This remarkable trait is demonstrated by Yosef’s demeanor toward his brothers throughout his life. Yosef’s brothers threw him into a pit and were considering killing him. They sold him into slavery. Yosef suffered because of the wife of Potifar, and spent twelve years in prison. Despite all the hardships, he bore no grudge against his brothers. When he revealed his identity to them, he sent out all the servants so that his brothers should not be embarrassed before them. He did not reproach or censure them, and assured them that it was divinely ordained that he should be in Egypt so that he could provide sustenance for the people. Even after the death of Yaakov, when the brothers were afraid that Yosef would use this opportunity to retaliate, Yosef once again assured them that he had no grievance against them.
During a routine exam, the heart of a woman from Bnei Brak stopped beating. All attempts to revive her were to no avail. A death certificate was signed, and the Chevra Kadisha were called.
Suddenly the woman opened her eyes. The people in the room trembled, as the woman began to speak softly. She reported that she was in the olam ha’emes (afterworld), standing before the Heavenly Court. It had been determined that she had indeed observed all the mitzvos, but she had fallen short in two areas, for which she was now being censured. She had fulfilled the mitzvos in a perfunctory manner, and she had not conferred appropriate honor upon certain distinguished individuals.
She related that her father, who had passed away at the age of 90, had been a great tzaddik. At the end of his life he had lost his vision, and when he would prepare to leave, this woman would always take him where he needed to go. He was reluctant to impose upon her, but she would tell him that it was not safe for him to go alone in the streets. He told her that as soon as he left the house he would feel two angels come over to hold him by his arms, and they would lead him where he was going.
When the Heavenly Court ruled that the woman would not go to Gan Eden, her father interceded on her behalf, and said: She is the wife of a talmid chacham, and the mother of children. Give her back her neshamah.
The Heavenly Court listened to his pleas, because of his greatness, and allowed the woman’s neshamah to return to her body. The woman healed from her illness and returned home.
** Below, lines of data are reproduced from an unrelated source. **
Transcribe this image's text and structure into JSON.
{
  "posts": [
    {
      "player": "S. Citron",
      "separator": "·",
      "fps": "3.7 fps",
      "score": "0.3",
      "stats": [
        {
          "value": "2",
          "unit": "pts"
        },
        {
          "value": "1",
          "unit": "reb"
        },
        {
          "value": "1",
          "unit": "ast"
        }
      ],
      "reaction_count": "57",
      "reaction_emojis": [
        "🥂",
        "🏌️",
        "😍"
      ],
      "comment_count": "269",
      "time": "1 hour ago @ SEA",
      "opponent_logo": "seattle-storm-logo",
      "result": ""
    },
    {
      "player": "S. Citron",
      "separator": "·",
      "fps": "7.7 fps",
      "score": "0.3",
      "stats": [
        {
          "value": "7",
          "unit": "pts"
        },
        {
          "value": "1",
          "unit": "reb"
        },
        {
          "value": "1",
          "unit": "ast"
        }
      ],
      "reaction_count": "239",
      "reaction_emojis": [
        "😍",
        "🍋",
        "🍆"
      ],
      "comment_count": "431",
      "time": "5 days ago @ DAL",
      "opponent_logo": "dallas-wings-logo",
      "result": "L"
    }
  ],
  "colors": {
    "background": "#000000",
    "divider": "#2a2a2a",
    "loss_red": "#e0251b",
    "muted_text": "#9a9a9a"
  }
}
Until the moment the woman stood before the Heavenly Court, she thought she was doing well. But such thinking is fallacious, because man tends not to properly gauge his responsibilities, obligations, and performance.